What to produce: Every record here should be printed again exactly.

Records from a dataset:
──────────────────────────────

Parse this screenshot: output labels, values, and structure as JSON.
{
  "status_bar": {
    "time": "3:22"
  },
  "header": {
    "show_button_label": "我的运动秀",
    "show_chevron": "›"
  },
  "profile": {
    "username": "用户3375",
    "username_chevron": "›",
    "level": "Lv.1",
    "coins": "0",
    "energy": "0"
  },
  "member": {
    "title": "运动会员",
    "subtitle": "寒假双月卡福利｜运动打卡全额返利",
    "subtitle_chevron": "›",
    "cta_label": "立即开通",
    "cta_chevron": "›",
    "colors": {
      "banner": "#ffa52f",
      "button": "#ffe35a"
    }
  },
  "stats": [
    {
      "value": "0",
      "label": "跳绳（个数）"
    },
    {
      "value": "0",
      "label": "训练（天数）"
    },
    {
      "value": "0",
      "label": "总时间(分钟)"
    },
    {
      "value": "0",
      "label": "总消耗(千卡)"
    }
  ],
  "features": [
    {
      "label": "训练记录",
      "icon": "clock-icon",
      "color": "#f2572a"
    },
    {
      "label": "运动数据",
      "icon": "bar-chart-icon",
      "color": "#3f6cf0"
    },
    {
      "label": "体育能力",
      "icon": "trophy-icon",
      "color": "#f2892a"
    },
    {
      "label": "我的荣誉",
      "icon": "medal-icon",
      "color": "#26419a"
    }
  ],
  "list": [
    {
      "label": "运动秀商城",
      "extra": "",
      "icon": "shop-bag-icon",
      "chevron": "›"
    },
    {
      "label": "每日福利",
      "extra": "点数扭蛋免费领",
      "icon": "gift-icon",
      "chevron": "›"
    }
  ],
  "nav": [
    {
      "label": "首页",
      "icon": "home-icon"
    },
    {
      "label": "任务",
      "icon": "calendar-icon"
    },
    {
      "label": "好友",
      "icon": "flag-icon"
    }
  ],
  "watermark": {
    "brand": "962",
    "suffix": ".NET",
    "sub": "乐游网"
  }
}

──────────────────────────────

Answer section:
Parse this screenshot: output labels, values, and structure as JSON.
{
  "status_bar": {
    "time": "3:22"
  },
  "header": {
    "show_button_label": "我的运动秀",
    "show_chevron": "›"
  },
  "profile": {
    "username": "用户3375",
    "username_chevron": "›",
    "level": "Lv.1",
    "coins": "0",
    "energy": "0"
  },
  "member": {
    "title": "运动会员",
    "subtitle": "寒假双月卡福利｜运动打卡全额返利",
    "subtitle_chevron": "›",
    "cta_label": "立即开通",
    "cta_chevron": "›",
    "colors": {
      "banner": "#ffa52f",
      "button": "#ffe35a"
    }
  },
  "stats": [
    {
      "value": "0",
      "label": "跳绳（个数）"
    },
    {
      "value": "0",
      "label": "训练（天数）"
    },
    {
      "value": "0",
      "label": "总时间(分钟)"
    },
    {
      "value": "0",
      "label": "总消耗(千卡)"
    }
  ],
  "features": [
    {
      "label": "训练记录",
      "icon": "clock-icon",
      "color": "#f2572a"
    },
    {
      "label": "运动数据",
      "icon": "bar-chart-icon",
      "color": "#3f6cf0"
    },
    {
      "label": "体育能力",
      "icon": "trophy-icon",
      "color": "#f2892a"
    },
    {
      "label": "我的荣誉",
      "icon": "medal-icon",
      "color": "#26419a"
    }
  ],
  "list": [
    {
      "label": "运动秀商城",
      "extra": "",
      "icon": "shop-bag-icon",
      "chevron": "›"
    },
    {
      "label": "每日福利",
      "extra": "点数扭蛋免费领",
      "icon": "gift-icon",
      "chevron": "›"
    }
  ],
  "nav": [
    {
      "label": "首页",
      "icon": "home-icon"
    },
    {
      "label": "任务",
      "icon": "calendar-icon"
    },
    {
      "label": "好友",
      "icon": "flag-icon"
    }
  ],
  "watermark": {
    "brand": "962",
    "suffix": ".NET",
    "sub": "乐游网"
  }
}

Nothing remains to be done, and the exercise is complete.